University of Guam’s new president meets the press
First impressions from UOG President Thomas W. Krise
Two days into his tenure as president of the University of Guam, Dr. Thomas W. Krise is working to get his bearings in the new role, but generally pleased with what he’s seen so far.
“This institution has a lot to be proud of and I’m proud to be part of the team now,” Dr. Krise told local Guam reporters at a sort of ‘get to know you’ event at his office on campus Wednesday.
Dr. Krise got the immediate good news for any academic administrator that 966 new freshman students are enrolled for the fall, compared to 717 last year.
Dr. Krise said he is impressed by the number of UOG grads to be found in leadership roles in the immediate region and by the extension role UOG plays in Micronesia. He also noted UOG accomplishments in Chamorro language studies and the work of the Micronesian Area Research Center
Reporters were curious about lingering hard feelings by local candidates for the presidency who were passed over in his favor, but Dr. Krise said he’s also had the experience of being an ‘internal’ candidate passed over by an ‘outside’ candidate. In fact he said, Guam isn’t much different from other territorial institutions of higher learning.
“My experience of island cultures—I went to high school in the Virgin Islands and my academic interests are in the Caribbean islands and I’ve taught in Jamaica, so I’m aware of those kinds of issues.
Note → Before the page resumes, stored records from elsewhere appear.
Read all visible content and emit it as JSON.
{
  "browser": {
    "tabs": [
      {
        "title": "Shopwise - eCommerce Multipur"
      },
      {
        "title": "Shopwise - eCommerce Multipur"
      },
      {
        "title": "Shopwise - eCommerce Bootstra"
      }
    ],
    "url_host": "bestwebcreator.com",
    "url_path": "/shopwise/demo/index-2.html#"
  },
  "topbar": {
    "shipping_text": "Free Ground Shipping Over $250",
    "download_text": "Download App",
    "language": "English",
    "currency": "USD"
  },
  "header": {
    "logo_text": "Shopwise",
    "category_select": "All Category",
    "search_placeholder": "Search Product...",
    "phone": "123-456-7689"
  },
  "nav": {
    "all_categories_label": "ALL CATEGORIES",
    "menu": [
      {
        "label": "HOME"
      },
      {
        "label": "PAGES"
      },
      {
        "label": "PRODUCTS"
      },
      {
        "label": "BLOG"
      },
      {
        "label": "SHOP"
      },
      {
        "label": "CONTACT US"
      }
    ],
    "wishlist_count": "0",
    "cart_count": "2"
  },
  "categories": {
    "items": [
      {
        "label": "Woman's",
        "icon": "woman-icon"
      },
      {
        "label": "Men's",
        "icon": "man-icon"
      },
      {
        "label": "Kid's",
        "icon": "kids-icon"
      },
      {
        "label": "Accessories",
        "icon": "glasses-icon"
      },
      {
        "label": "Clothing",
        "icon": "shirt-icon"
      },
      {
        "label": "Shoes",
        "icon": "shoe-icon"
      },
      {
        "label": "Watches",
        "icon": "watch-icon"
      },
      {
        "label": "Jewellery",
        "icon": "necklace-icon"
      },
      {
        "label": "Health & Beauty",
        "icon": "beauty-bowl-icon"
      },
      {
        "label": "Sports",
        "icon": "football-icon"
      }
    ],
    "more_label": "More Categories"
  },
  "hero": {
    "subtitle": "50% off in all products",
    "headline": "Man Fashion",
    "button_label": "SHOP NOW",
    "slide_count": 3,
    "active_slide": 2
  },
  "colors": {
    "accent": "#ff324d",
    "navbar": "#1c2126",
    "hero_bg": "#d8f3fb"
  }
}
They are issues that actually apply in lots of other places, so at most universities they’ll be in a presidential search process, there’ll be an argument about outsider insider, how much do we want to weigh one thing against the other? So these are issues that are not unique to Guam and UOG.”
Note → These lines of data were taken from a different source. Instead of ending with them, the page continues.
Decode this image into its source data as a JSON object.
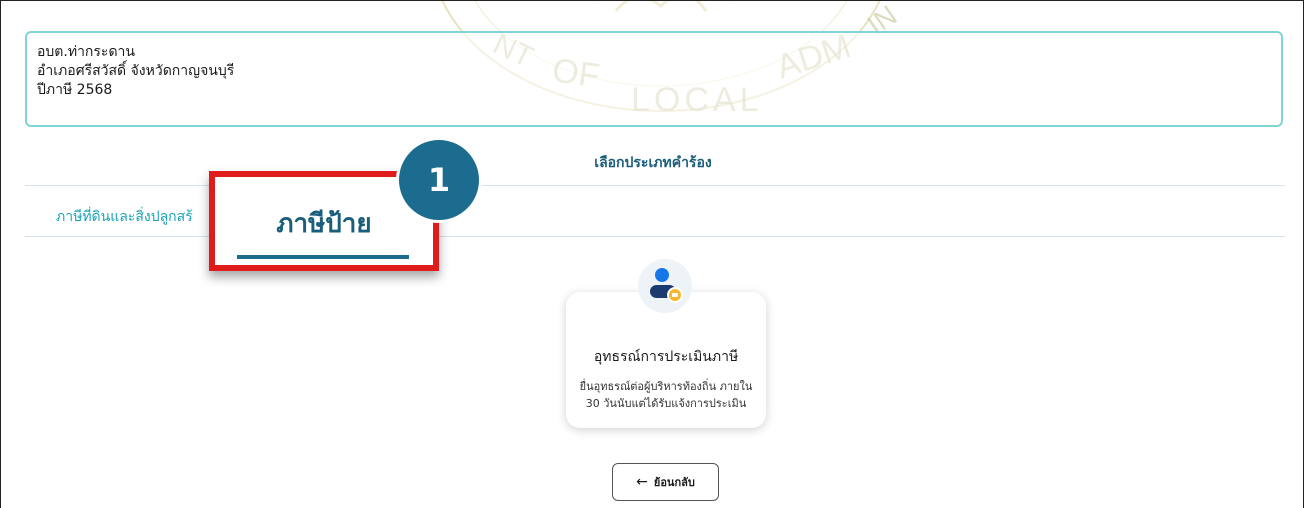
{
  "watermark": {
    "text_left": "NT",
    "text_mid": "OF",
    "text_right": "ADM",
    "text_bottom": "LOCAL",
    "text_far": "IN"
  },
  "info": {
    "org": "อบต.ท่ากระดาน",
    "district": "อำเภอศรีสวัสดิ์ จังหวัดกาญจนบุรี",
    "year": "ปีภาษี 2568"
  },
  "section_title": "เลือกประเภทคำร้อง",
  "tabs": {
    "land": "ภาษีที่ดินและสิ่งปลูกสร้",
    "sign": "ภาษีป้าย"
  },
  "step_badge": "1",
  "card": {
    "icon": "person-badge-icon",
    "title": "อุทธรณ์การประเมินภาษี",
    "desc_line1": "ยื่นอุทธรณ์ต่อผู้บริหารท้องถิ่น ภายใน",
    "desc_line2": "30 วันนับแต่ได้รับแจ้งการประเมิน"
  },
  "back_button": {
    "arrow": "←",
    "label": "ย้อนกลับ"
  },
  "colors": {
    "accent": "#1b6c8f",
    "highlight": "#e01b1b",
    "tab_inactive": "#1aa3b5",
    "info_border": "#7fd4d4"
  }
}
In addition to previous academic administrative experience, he is a retired military officer, which he sees as relevant credentials for his new job on Guam.
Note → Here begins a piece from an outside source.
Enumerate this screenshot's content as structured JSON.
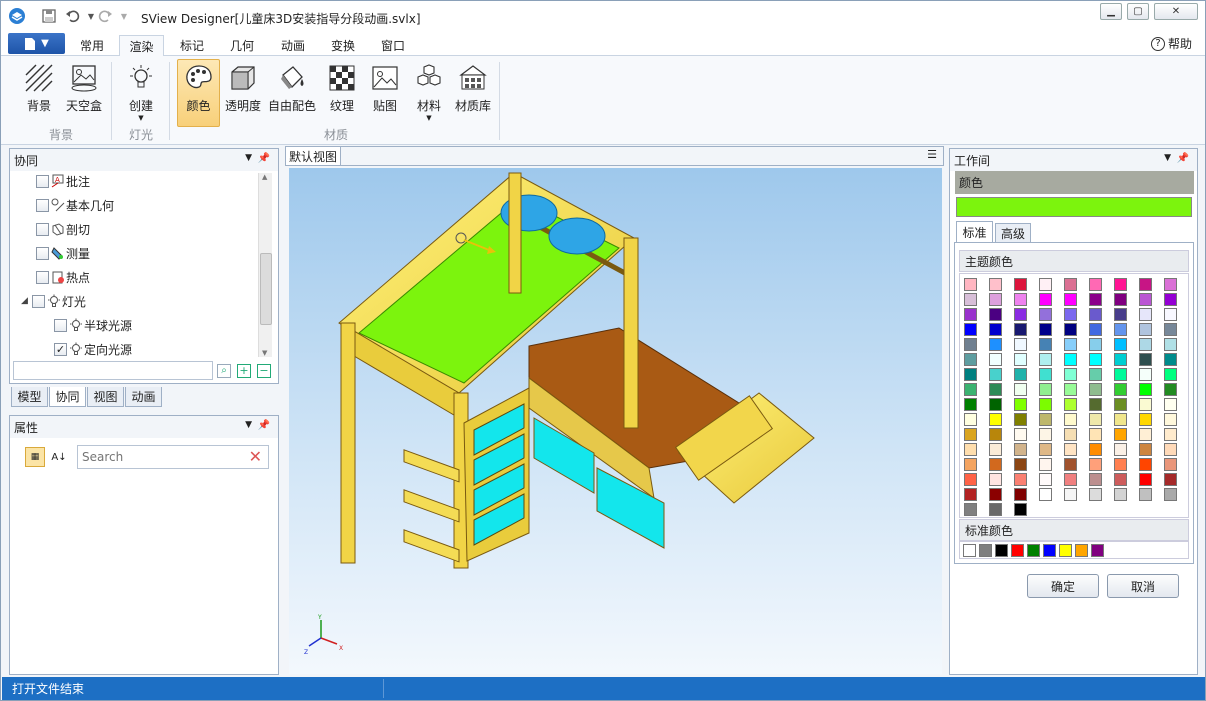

“My academic career has been focused on issues of imperialism, colonialism and how island communities—in my case it’s the Caribbean islands—but there’s interesting similarities to the experience of the places… Having military experience is also useful. I found it in my last institution, where the campus was so close to the third largest military base in the country that you could hear the base bugle calls on the campus.”
And as that suggests, Dr. Krise says that Guam’s large veterans community will get his attention as it did at a previous school.
Dr. Krise says he’s not ready to address the implications of the current Guam budget battle as it affects UOG, but he’s conferring daily with both the school’s finance officer and with outgoing President Dr. Robert Underwood.
He does hope to encourage students to commit to wrapping up their degrees earlier and finding ways to help those who are first in their family to attend college address the problems they face.
He’s also hoping to contribute to educating the mainland United States about Guam and the other territories. Dr. Krise said that in the U.S., “the ignorance of Guam and the territories is astonishing.”
More to come from Dr. Krise in the September edition of Pacific Island Times.